These projects exploring light are in addition to ASU’s ongoing relationship with James Turrell, a renowned artist who is creating a masterpiece of light at Roden Crater, a large-scale installation in northern Arizona. Turrell has created several smaller scale works that also manipulate the viewer’s sense of light, and one of those, “Air Apparent,” is on ASU’s Tempe campus.
The use of light in art goes back centuries, according to Miki Garcia, director of the museum.
“The notion of light as it refers to the heavens or God or transcendence, and, within individual cultures, light as a source of energy and life has a deep, rich history,” she said.
Turrell has shaped his Roden Crater installation, inside a volcanic cinder cone, to become a natural camera obscura.
“In his work, he sees light as a material the way you would see oil or pastel or bronze – as a material you can shape to experience different visual and body sensations,” Garcia said.
Villareal works with light from a technology perspective, using LED bulbs and computer programming to create illuminations. For the new work, debuting in mid-November, Villareal did three-dimensional mapping of the ASU Art Museum building and used the data to create an active light work that will be specific to the museum.
The “Native Stories of Light” project was an intentional effort to expand the consideration of light beyond the work of Turrell and Villareal, Garcia said.
“We’re making a very concerted effort to make sure that all of our programming is considering our place in Arizona,” she said.
“We’re not just ‘Any Museum USA.’ We’re in a site that is on Tohono O’odham land. So this is an example of how we’re trying to move the museum toward a more open and inclusive and accessible space so we can be a museum for all.”
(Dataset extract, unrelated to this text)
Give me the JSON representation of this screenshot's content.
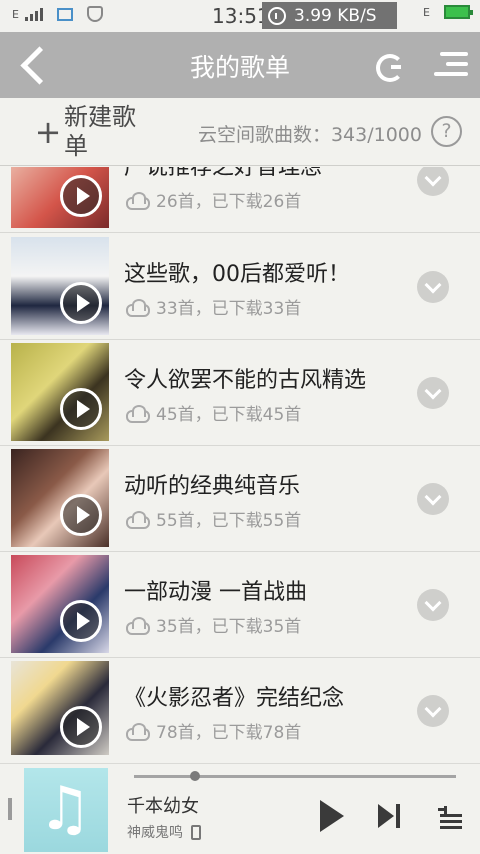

Yazzie, one of the coloring book illustrators, has long incorporated light as a medium. She uses metallic paper to create floor-to-ceiling installations that shimmer.
“I do artwork that’s reflective and has some sort of iridescence to it. It’s like I’m weaving light,” she said.
“The coloring book is a different take on how light can be introduced by either traditional stories or by having an Indigenous narrative.”
Yazzie and Lopez had heard their own communities’ traditional stories, but they also researched other narratives.
“In Arizona, there are a ton of stories we can choose from, but I don’t know all the traditional stories for all 24 tribes in Arizona,” she said.
“We were thinking about sources of light – fire, the stars, sun and moon. Those are symbols we looked for in other narratives, and a lot of those symbols are in every tribal creation story, which we call emergence.”
Yazzie said that Lopez contacted traditional storytellers in different tribes and the artists learned the most appropriate ways to create the book, for example, by using only parts of stories.
“For traditional stories like the ones illustrated in the coloring book, some of them are not within the time frame to be telling the story. For most tribal nations, the story time is during the winter,” she said. “The first frost is when you can begin telling your cultural stories.
“We learned the background and the cultural significance and how we could reproduce it in the best way without stepping on traditional belief systems,” said Yazzie, who also recorded voice-overs for an app that will be available to accompany the sunrise walk on Dec. 22.
On Oct. 25 at 10 a.m. Yazzie and Moreno will participate in a Zoom conversation with Kathryn Medill, the audience experience coordinator for the museum.
In the spring 2021 semester, Marc Neveu, head of the architecture program in The Design School at ASU, will teach an iCourse titled, “Turrell and Roden Crater: Art, Design and Tech.” The course has no prerequisites and is open to anyone.
Top image: A portion of the cover image from “Traditional Stories of Light,” a coloring book designed by Vanessa Moreno and illustrated by Eunique Yazzie and Dustin Lopez, in collaboration with the ASU Art Museum.